A few years earlier, an Englishman called Cuthbert Readshaw was looking to start up a lead mine in the south of Scotland. In 1755, he contacted merchants William Carruthers and George Clerk in Dumries to get advice on how to do this.

They joined forces to form a mining company in 1758. Narrowing down their search to Minnigaff, it was not until the soldier's discovery that an opportunity presented itself.


Craigtown Mining Company

Patrick Heron was the owner of this land. In 1764, he gave the company a thirty-eight year lease to mine his land with the traditional Lordship of every sixth bar or pan of lead mined being accorded to Heron.The Craigtown Mining Company was then officially established.

In the 1770s, Blackcraig mine was in full operation, but by the 1790s production was already dropping off.

In the mid 19th century, mining began again, this time for lead and zinc. It finally went out of use during World War I.

East and West Blackcraig Mines: largest and most extensively worked mines in the county. The main workings run along the crest of Blackcraig ridge for about one mile. No levels, shafts only. Main shaft is at NX 448 646. In Kirroughtree Forest you can still find the remains of a lade. This was a man-made water channel which powered the operations at Blackcraig

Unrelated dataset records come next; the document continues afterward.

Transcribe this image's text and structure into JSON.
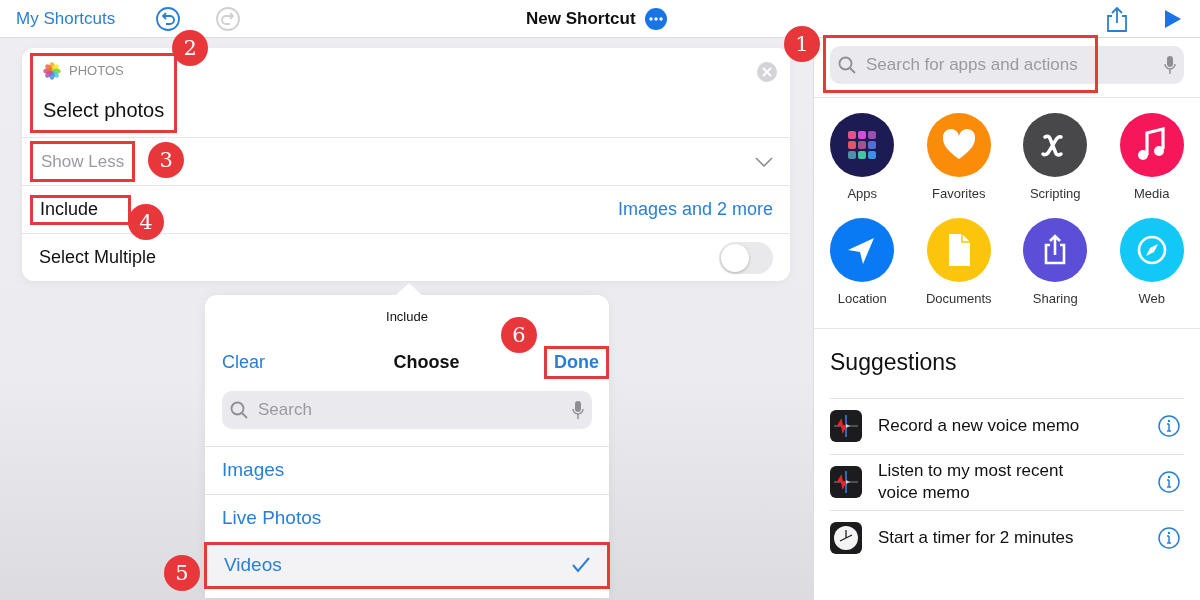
{
  "toolbar": {
    "back_label": "My Shortcuts",
    "title": "New Shortcut"
  },
  "action_card": {
    "app_label": "PHOTOS",
    "title": "Select photos",
    "callout": "2",
    "show_less": {
      "label": "Show Less",
      "callout": "3"
    },
    "include": {
      "label": "Include",
      "value": "Images and 2 more",
      "callout": "4"
    },
    "select_multiple": {
      "label": "Select Multiple",
      "on": false
    }
  },
  "popover": {
    "header": "Include",
    "clear": "Clear",
    "title": "Choose",
    "done": "Done",
    "done_callout": "6",
    "search_placeholder": "Search",
    "options": [
      {
        "label": "Images",
        "selected": false
      },
      {
        "label": "Live Photos",
        "selected": false
      },
      {
        "label": "Videos",
        "selected": true,
        "callout": "5"
      }
    ]
  },
  "library": {
    "search_placeholder": "Search for apps and actions",
    "search_callout": "1",
    "categories": [
      {
        "label": "Apps",
        "kind": "apps",
        "color": "#1d1b54"
      },
      {
        "label": "Favorites",
        "kind": "favorites",
        "color": "#fb8c0a"
      },
      {
        "label": "Scripting",
        "kind": "scripting",
        "color": "#48484a"
      },
      {
        "label": "Media",
        "kind": "media",
        "color": "#f5175a"
      },
      {
        "label": "Location",
        "kind": "location",
        "color": "#0a7af4"
      },
      {
        "label": "Documents",
        "kind": "documents",
        "color": "#fcc40a"
      },
      {
        "label": "Sharing",
        "kind": "sharing",
        "color": "#5a4fd6"
      },
      {
        "label": "Web",
        "kind": "web",
        "color": "#12c8f6"
      }
    ],
    "suggestions_title": "Suggestions",
    "suggestions": [
      {
        "label": "Record a new voice memo",
        "kind": "voice-memo"
      },
      {
        "label": "Listen to my most recent voice memo",
        "kind": "voice-memo"
      },
      {
        "label": "Start a timer for 2 minutes",
        "kind": "clock"
      }
    ]
  }
}
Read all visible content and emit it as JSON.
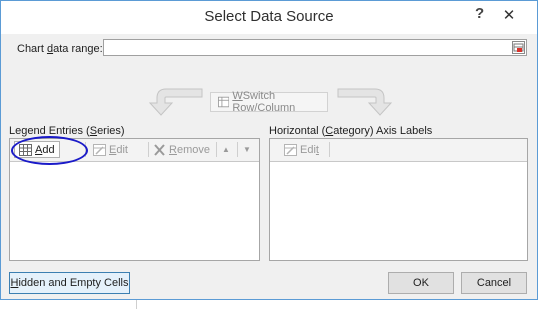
{
  "window": {
    "title": "Select Data Source",
    "help": "?",
    "close": "✕"
  },
  "chart_range": {
    "label_pre": "Chart ",
    "label_key": "d",
    "label_post": "ata range:",
    "value": ""
  },
  "switch_button": {
    "key": "W",
    "rest": "Switch Row/Column"
  },
  "legend": {
    "label_pre": "Legend Entries (",
    "label_key": "S",
    "label_post": "eries)",
    "add_key": "A",
    "add_rest": "dd",
    "edit_key": "E",
    "edit_rest": "dit",
    "remove_key": "R",
    "remove_rest": "emove",
    "up": "▲",
    "down": "▼",
    "items": []
  },
  "axis": {
    "label_pre": "Horizontal (",
    "label_key": "C",
    "label_post": "ategory) Axis Labels",
    "edit_pre": "Edi",
    "edit_key": "t",
    "items": []
  },
  "footer": {
    "hidden_key": "H",
    "hidden_rest": "idden and Empty Cells",
    "ok": "OK",
    "cancel": "Cancel"
  },
  "colors": {
    "accent_border": "#5b9bd5",
    "annotation_oval": "#1a1ac8"
  }
}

Between the 1770s and 1790s the Blackcraig mines were at their peak, with the most extensive shaft reaching a depth of 25 fathoms (150 feet). The Craigtown Company was eventually wound up and the mines lay dormant until the 1870s when they were revived for a decade or so, this time employing 63 men and women. The last time the mines were worked was in 1917 (possibly to exploit what was left for the war effort) but this revival was brief. All that remains of Blackcraig today is the collection of ruined houses on the hill above the road.


By 1780 the Blackcraig operation was employing 44 men and was advanced enough to involve smelting kilns, furnaces and water engines.  Its position on the river just as it flows out to the bay allowed coal for the furnaces to be brought in directly by boat.  Boats also transported the finished products of lead shot and bar lead to the London market.

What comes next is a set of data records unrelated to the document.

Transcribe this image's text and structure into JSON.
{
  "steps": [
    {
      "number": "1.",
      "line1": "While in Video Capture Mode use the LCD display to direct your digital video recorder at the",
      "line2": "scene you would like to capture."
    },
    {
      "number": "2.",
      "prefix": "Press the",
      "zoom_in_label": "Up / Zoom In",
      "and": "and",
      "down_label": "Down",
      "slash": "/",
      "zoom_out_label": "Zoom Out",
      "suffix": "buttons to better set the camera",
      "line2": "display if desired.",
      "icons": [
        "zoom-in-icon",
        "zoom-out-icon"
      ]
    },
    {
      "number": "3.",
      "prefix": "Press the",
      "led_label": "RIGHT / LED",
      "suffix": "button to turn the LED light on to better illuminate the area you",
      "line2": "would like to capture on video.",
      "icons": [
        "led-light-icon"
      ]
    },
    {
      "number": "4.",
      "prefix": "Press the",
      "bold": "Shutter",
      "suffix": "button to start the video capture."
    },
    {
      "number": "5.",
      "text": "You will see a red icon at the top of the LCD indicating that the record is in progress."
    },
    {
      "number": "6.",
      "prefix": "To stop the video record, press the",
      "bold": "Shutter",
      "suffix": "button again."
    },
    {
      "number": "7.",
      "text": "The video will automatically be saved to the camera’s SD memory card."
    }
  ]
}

An Edwardian cycling party resting outside some of the cottages at Blackcraig.? The lead mines at Blackcraig were the largest in Galloway.? They opened in the 1760s and worked intermittently until the First World War.

The miners' cottages shown here were built in the late 18th century.? They were still occupied in the 1950s.

Photo From Future Museum.co.uk

See also Hidden Treasures Museum Of Lead Mining Museum
Address: The Visitor Centre, Wanlockhead, Biggar, Lanarkshire ML12 6UT
Phone:01659 74387


The Ruins

Craig Town Ruins

From documented evidence we know that William Paterson the village Tailor and wife Elizabeth McClure lived in one of the handful of thatch cottages that resided along the bridle path to the lead mines. The ruins you see here are all that is left today of those cottages. I have never located and headstone for either William or Elizabeth.